Search the records for lines that contain the word "category". Copy them all.

Stored records
== Segment start ==

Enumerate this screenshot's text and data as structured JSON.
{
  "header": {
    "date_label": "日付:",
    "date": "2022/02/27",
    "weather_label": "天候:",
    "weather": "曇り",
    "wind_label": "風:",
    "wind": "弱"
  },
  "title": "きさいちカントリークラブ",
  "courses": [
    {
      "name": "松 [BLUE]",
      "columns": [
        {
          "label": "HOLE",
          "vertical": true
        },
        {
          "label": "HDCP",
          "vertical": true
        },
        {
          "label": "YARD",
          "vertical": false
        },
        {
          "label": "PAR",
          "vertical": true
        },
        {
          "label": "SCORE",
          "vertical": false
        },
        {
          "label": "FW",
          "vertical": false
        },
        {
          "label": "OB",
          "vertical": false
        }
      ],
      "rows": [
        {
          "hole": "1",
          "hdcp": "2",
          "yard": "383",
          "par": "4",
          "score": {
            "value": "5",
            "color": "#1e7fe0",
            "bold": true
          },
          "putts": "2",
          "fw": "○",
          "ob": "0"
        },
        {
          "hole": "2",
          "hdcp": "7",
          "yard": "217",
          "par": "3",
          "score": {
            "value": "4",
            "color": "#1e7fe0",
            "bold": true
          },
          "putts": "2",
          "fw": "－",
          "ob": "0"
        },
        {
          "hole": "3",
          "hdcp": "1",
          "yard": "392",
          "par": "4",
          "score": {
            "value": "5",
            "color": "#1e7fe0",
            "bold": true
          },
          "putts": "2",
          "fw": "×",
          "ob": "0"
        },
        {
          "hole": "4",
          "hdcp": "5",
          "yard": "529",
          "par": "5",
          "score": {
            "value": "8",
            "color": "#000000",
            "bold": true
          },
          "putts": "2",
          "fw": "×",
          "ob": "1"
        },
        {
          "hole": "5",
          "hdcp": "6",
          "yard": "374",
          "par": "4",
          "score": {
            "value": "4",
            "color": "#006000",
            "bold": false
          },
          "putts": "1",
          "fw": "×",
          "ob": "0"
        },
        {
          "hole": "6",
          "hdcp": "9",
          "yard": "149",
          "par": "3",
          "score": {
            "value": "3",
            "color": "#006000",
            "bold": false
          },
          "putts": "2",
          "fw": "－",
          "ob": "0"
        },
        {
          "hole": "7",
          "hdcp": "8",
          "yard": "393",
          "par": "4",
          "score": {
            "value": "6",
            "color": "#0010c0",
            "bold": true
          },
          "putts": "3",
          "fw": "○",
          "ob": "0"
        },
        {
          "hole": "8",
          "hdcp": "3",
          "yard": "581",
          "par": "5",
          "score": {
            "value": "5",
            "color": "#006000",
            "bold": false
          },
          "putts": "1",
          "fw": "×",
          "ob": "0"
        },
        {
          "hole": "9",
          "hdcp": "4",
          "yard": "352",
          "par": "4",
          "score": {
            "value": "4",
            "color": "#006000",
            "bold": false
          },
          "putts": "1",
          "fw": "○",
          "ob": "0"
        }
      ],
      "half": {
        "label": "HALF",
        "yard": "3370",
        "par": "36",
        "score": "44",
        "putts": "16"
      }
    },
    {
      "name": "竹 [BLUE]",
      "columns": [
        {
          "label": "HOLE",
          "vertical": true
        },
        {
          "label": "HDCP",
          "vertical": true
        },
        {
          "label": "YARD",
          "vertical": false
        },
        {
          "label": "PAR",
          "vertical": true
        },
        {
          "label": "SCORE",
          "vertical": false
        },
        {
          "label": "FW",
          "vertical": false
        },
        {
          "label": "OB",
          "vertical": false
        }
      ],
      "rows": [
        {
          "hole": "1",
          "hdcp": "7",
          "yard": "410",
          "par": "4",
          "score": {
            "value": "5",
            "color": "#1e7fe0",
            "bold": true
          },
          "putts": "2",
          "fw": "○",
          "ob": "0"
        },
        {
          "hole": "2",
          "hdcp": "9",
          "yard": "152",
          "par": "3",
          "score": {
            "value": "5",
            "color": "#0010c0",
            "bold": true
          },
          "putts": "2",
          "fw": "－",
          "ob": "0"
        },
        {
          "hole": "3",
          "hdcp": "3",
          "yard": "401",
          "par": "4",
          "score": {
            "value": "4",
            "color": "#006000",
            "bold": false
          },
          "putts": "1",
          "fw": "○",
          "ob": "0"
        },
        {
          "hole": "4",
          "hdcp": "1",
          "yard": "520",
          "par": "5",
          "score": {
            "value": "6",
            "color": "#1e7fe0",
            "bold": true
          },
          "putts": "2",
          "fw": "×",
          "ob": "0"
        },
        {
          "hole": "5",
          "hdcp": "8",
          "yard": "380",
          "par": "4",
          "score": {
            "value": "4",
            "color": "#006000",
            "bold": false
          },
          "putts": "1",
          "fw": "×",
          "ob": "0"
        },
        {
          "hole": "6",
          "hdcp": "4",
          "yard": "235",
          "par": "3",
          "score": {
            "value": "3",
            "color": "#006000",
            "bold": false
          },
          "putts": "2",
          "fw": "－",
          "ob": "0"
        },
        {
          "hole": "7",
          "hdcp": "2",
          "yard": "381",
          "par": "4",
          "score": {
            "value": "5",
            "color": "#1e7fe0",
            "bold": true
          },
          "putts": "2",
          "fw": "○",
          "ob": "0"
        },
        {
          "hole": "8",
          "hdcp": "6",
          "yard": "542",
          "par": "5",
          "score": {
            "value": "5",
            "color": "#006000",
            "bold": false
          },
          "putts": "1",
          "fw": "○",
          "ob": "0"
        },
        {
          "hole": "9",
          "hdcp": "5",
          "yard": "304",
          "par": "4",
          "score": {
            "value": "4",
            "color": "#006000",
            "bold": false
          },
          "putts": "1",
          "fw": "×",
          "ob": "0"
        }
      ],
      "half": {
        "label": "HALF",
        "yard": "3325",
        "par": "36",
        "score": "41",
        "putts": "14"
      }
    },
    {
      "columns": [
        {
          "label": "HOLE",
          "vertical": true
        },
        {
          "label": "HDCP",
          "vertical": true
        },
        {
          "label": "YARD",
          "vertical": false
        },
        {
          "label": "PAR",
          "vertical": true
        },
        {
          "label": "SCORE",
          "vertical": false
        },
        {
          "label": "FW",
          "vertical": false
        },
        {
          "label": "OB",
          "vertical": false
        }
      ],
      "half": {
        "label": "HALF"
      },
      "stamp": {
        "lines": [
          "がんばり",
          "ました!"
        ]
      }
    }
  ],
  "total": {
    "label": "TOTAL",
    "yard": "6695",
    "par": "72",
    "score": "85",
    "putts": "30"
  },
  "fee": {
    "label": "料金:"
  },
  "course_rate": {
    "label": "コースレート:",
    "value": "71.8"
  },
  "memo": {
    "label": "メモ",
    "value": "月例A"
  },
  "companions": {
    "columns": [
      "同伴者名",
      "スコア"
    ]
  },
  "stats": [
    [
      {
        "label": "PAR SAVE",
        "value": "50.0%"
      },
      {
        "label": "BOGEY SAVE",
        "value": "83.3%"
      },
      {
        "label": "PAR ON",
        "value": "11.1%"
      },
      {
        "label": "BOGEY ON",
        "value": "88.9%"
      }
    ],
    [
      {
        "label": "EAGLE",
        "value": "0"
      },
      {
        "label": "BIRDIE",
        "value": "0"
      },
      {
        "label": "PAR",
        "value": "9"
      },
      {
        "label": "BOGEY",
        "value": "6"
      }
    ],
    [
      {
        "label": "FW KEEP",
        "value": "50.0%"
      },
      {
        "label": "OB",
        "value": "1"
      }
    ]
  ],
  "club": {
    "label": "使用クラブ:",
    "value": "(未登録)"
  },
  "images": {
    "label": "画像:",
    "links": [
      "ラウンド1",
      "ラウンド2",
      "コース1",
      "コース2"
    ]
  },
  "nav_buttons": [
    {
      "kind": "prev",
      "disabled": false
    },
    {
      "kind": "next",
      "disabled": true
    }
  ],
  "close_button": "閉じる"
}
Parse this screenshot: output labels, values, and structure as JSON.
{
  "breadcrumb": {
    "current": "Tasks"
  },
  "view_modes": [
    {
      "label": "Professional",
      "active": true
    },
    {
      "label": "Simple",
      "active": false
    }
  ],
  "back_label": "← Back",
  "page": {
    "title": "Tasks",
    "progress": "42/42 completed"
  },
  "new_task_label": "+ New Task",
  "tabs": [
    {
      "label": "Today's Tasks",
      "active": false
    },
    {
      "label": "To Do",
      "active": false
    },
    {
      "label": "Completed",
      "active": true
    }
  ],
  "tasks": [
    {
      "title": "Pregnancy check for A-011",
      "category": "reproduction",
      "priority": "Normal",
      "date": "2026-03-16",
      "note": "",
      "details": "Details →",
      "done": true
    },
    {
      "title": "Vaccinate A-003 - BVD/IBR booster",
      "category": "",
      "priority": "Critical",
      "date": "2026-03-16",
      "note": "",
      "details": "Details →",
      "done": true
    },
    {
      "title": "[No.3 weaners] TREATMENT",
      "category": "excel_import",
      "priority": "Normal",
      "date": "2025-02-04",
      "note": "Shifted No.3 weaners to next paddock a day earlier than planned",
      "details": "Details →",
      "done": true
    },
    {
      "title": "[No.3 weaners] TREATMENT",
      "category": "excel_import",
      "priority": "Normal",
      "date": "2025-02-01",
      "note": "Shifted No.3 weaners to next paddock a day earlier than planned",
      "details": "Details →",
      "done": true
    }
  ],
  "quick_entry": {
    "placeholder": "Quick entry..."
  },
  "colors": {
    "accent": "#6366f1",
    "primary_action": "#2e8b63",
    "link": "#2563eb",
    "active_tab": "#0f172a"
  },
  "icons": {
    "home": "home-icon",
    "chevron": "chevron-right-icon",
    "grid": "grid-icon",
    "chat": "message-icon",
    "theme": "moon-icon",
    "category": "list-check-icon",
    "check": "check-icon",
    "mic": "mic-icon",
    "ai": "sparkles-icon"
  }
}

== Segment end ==

**Worked solution**
      "category": "reproduction",
      "category": "",
      "category": "excel_import",
      "category": "excel_import",
    "category": "list-check-icon",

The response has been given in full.